"In the past couple of games, we've kinda gotten up early and kinda taken our foot off the gas pedal a little bit," Magic guard Victor Oladipo said. "Just something we have to learn how to do."

"Winning is hard to do unless that's the purpose from everyone every night." Arron Afflalo

Later, the rookie added, "We gotta learn how to play with a lead, and when we play with a lead we gotta play like we're down, really."

Afflalo, now in his seventh season and a veteran of seven NBA Playoffs series, knows from winning. He offered an assessment of Orlando's recent struggles.

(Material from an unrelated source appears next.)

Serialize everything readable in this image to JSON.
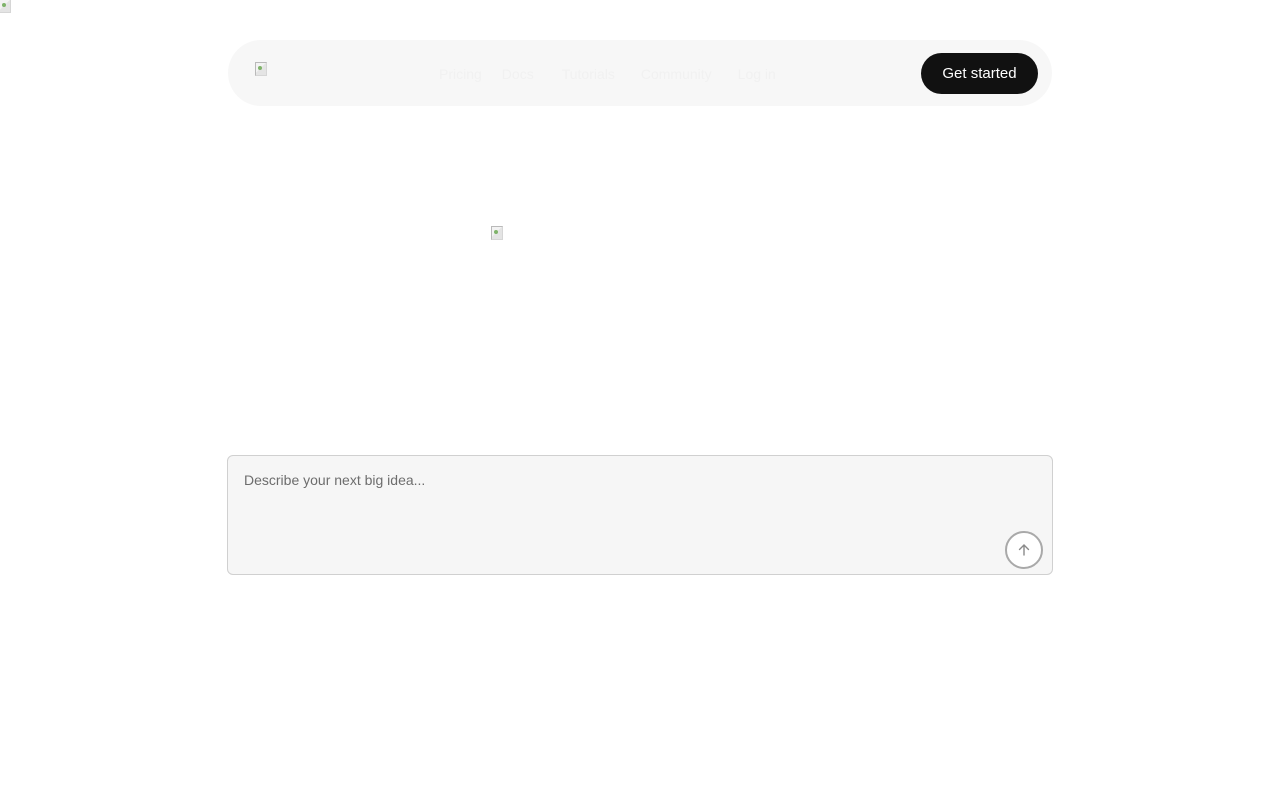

"Winning is hard to do unless that's the purpose from everyone every night," Afflalo said. "It's hard to do. We'll get there, we'll continue to grow for the rest of this season, but when winning matters collectively, then I think that's when you hang on to leads, and take pride in having that advantage, stepping on their throat, in a sense, because that win is precious."

Afflalo, an unofficial leader in Orlando's locker room--at coach Jacque Vaughn's direction, the Magic do not have team captains--indicated that he's not "disappointed" in his teammates due to the "realities of our situation," but he would like to see every player perform at a high level, because each has demonstrated that ability at some point in the season.

Inactive shuffle

Orlando made a minor change to its roster Wednesday, activating center Dewayne Dedmon and placing swingman Adonis Thomas on the inactive list. The rookies signed their second 10-day deals with Orlando on March 7th.

Thomas didn't play against Denver. In four appearances, the Memphis product has scored seven points on 3-of-9 shooting in 24 minutes.

Feeding the hungry

Orlando hosted Hoops for Hunger Night on Wednesday to benefit the Second Harvest Food Bank. The team donated $5 from every ticket sold through a special page on its website to Second Harvest to benefit its Hi-Five Kids Pack Program.

That program aids underprivileged schoolchildren by providing them with meals to take home for the weekend, during which time they don't have access to school cafeterias. On March 6th, Magic forwards Maurice Harkless and Andrew Nicholson joined hundreds of Magic staffers to help assemble 13,500 packs for the program.